NEW DELHI: The Serum Institute of India (SII), the world’s largest vaccine producer, said on Monday that it has applied for emergency use of Covishield, the first vaccine to be made in India for the coronavirus disease (COVID-19), even as experts questioned the timing of the move.
“As promised before the end of 2020 @seruminstindia has applied for emergency use authorization for the first made in India vaccine, COVISHIELD,” Adar Poonawalla, CEO of the SII, tweeted on Monday.
“This will save countless lives, and I thank the Government of India and Narendra Modi for the invaluable support,” he added.
The announcement followed news on Sunday reporting that Pfizer, an American multinational pharmaceutical corporation, had become the first company to apply for emergency use of its COVID-19 vaccine in India.
With more than 9.7 million infections and 141,000 deaths reported as of Monday, India is racing against time to contain the outbreak and daily spike in new cases and fatalities.

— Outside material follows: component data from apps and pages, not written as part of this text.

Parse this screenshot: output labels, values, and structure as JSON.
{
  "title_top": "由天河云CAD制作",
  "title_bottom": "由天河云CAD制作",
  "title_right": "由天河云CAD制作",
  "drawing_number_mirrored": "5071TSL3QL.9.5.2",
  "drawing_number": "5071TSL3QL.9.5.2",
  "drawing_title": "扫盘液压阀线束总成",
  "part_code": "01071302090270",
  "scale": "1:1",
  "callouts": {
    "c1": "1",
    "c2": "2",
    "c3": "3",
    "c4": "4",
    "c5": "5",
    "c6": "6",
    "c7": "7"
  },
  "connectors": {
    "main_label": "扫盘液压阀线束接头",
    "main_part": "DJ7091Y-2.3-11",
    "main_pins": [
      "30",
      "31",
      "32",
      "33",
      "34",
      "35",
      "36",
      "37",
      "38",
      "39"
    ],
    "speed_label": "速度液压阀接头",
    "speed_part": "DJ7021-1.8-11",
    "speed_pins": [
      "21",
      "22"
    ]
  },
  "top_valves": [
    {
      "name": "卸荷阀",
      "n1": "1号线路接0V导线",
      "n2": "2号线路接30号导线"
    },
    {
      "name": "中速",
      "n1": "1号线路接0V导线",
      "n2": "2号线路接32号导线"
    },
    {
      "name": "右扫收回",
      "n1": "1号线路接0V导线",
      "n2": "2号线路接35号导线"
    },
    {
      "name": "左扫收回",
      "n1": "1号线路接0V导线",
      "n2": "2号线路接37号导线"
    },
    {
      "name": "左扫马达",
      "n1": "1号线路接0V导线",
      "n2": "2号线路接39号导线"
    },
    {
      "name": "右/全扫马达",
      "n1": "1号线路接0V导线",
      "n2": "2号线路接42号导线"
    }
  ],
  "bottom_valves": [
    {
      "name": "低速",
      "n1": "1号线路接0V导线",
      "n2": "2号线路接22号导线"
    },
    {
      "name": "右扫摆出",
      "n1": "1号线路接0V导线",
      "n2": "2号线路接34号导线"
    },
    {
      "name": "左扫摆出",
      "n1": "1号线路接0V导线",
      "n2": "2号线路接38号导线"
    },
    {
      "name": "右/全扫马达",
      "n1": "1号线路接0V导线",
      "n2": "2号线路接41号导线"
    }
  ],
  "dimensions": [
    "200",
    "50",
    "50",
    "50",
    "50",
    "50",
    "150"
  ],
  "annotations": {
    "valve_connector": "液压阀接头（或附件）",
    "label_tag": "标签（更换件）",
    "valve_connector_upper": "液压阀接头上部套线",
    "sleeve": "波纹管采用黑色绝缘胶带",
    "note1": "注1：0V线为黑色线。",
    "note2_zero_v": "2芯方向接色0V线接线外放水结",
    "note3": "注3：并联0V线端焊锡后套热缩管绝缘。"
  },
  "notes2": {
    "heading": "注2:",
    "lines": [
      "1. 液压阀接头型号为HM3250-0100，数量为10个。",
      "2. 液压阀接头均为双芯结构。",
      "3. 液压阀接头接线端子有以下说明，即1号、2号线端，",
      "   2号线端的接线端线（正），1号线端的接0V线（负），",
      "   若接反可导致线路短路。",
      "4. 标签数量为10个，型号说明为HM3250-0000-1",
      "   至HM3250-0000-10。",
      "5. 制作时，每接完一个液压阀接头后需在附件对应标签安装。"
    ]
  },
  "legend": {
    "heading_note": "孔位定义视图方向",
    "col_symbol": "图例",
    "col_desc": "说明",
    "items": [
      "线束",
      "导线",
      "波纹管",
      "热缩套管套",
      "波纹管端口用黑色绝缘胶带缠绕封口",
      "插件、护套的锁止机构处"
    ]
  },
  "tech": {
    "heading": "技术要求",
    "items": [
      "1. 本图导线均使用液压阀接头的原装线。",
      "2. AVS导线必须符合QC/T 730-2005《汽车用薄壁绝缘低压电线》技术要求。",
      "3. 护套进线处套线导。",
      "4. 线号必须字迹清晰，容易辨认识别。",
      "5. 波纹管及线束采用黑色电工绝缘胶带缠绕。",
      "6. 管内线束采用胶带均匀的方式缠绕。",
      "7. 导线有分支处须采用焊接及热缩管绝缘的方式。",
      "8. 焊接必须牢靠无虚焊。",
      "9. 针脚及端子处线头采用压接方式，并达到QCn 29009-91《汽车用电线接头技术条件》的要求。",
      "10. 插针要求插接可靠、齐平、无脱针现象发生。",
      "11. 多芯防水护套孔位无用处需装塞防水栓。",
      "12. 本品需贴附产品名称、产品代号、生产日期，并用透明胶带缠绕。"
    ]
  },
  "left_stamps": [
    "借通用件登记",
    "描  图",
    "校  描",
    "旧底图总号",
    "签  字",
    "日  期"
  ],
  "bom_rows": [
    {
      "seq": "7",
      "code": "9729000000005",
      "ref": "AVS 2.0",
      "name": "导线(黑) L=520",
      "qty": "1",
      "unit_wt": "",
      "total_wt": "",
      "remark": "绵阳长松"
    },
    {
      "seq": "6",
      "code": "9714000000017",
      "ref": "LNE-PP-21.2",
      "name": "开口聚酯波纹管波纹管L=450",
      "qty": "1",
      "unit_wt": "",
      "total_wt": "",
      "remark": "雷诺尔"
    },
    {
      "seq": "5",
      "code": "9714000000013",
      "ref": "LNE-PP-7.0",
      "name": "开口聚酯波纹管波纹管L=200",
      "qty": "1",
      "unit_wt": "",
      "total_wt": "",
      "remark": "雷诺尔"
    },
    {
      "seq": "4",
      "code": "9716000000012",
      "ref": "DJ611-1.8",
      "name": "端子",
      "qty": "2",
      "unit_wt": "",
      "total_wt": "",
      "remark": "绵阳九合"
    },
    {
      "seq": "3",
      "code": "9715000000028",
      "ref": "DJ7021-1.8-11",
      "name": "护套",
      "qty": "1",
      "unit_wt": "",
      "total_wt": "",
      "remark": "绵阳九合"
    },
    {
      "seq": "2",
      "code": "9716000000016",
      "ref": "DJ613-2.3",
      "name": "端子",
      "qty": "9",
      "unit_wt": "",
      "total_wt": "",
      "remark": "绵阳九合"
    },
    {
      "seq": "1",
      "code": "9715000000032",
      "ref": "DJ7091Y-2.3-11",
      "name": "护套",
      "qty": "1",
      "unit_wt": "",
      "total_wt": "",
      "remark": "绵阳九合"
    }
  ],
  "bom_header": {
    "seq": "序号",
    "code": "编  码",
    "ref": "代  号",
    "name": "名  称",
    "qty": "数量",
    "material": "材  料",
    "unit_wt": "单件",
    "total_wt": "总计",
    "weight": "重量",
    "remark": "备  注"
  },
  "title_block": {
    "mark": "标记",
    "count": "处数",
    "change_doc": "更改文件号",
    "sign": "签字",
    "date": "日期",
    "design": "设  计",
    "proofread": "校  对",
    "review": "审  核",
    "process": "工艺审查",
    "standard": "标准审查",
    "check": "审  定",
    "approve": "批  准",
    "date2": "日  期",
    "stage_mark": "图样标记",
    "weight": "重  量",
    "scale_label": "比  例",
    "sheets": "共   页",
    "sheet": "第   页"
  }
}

Experts, however, said the timing of the move is highly suspect, especially since the trial is still not complete.
“If a vaccine is used based on a half-baked trial, it is wrong … I don’t think the third stage of the trial is complete. Safety and infrastructure are two important parts in introducing any vaccine into the market,” Dr. Avinash Bhondwe, a doctor in the western Indian city of Pune, told Arab News.
Bhondwe, who is also a member of the Indian Medical Association, a premier medical body, added: “It is only when the trial is complete that you know about the side effects of the vaccine.”
He cited the example of a 40-year-old man, from the southern Indian city of Chennai, who sought $6 million in compensation from the SII two weeks ago, for developing “serious neurological and psychological symptoms” after taking a trial dose of the Covishield vaccine. The complainant also demanded the testing, manufacturing and distribution of the vaccine to be “stopped immediately.”
“If you approve a vaccine after an incomplete trial, it’s like playing with the lives of the people. This should not happen,” Bhondwe said, before questioning the “existing infrastructure in India to handle the vaccine distribution.”
“Both the Pfizer vaccine and the SII one need ultra-cold storage. In India, we don’t have facilities for ultra-cold storage everywhere,” he explained.
“Therefore, this rush to bring in vaccines is very dangerous,” he said.
It is a thought echoed by renowned virologist Dr. Jacob T. John, from the Christian Medical College in the southern Indian city of Vellore.
“The rush to bring vaccines into the market is driven by credit and profit, which I feel is not good,” he said, voicing concerns over the SII’s alleged attempts “to suppress the voice of Chennai-based individuals who claim to have suffered serious side effects after taking the vaccine shot.”
“I don’t know how to trust the SII after the incident. My respect for the institute is shattered after they failed to behave properly with the victim,” John told Arab News.
Pfizer and SII officials were unavailable for comment when contacted by Arab News on Monday.
Both the SII and Pfizer’s moves follow Prime Minister Narendra Modi’s three-city vaccine tour on Nov. 28 to get a “first-hand perspective of the preparations, challenges and roadmap in India’s endeavor to vaccinate its citizens.”
The premier’s tour included a visit to the SII, the Zydus Cadila plant in the western Indian state of Gujarat and the Bharat BioTech company in the southern Indian city of Hyderabad.
John, however, termed the visit a publicity stunt.
“Modi visiting the vaccine companies is just publicity for himself. India has not spent even a single penny in researching for a vaccine, but the Prime Minister of India wants credit for the vaccine,” he said.
Meanwhile, Delhi-based researcher on global health Dr. Anant Bhan drew attention to the lack of studies behind the production of the vaccine.
“Pfizer has done no study in India…If the vaccine is produced in India for Indian people without local (at least bridging) data, it will concern me,” Bhan told Arab News.
“The regulator should have strong control over such vaccines, and everything should be placed in the public domain. How are they addressing safety concerns?” he asked.
Arab News reached out to Dr. Vinod K. Paul, the government’s principal scientific advisor, but he declined to comment.
Bhan also highlighted the fact that the SII data was not in the public domain.
“They have to explain on what basis they are asking permission to produce the vaccine. We want more transparency and data in the public domain,” he said.
Meanwhile, Bhondwe questioned the silence of the country’s political leadership.
“The prime minister and health ministry officials know everything. They know that the vaccine is still in the trial stage. But they want to show the people that they are doing something. It is political grandstanding,” he said.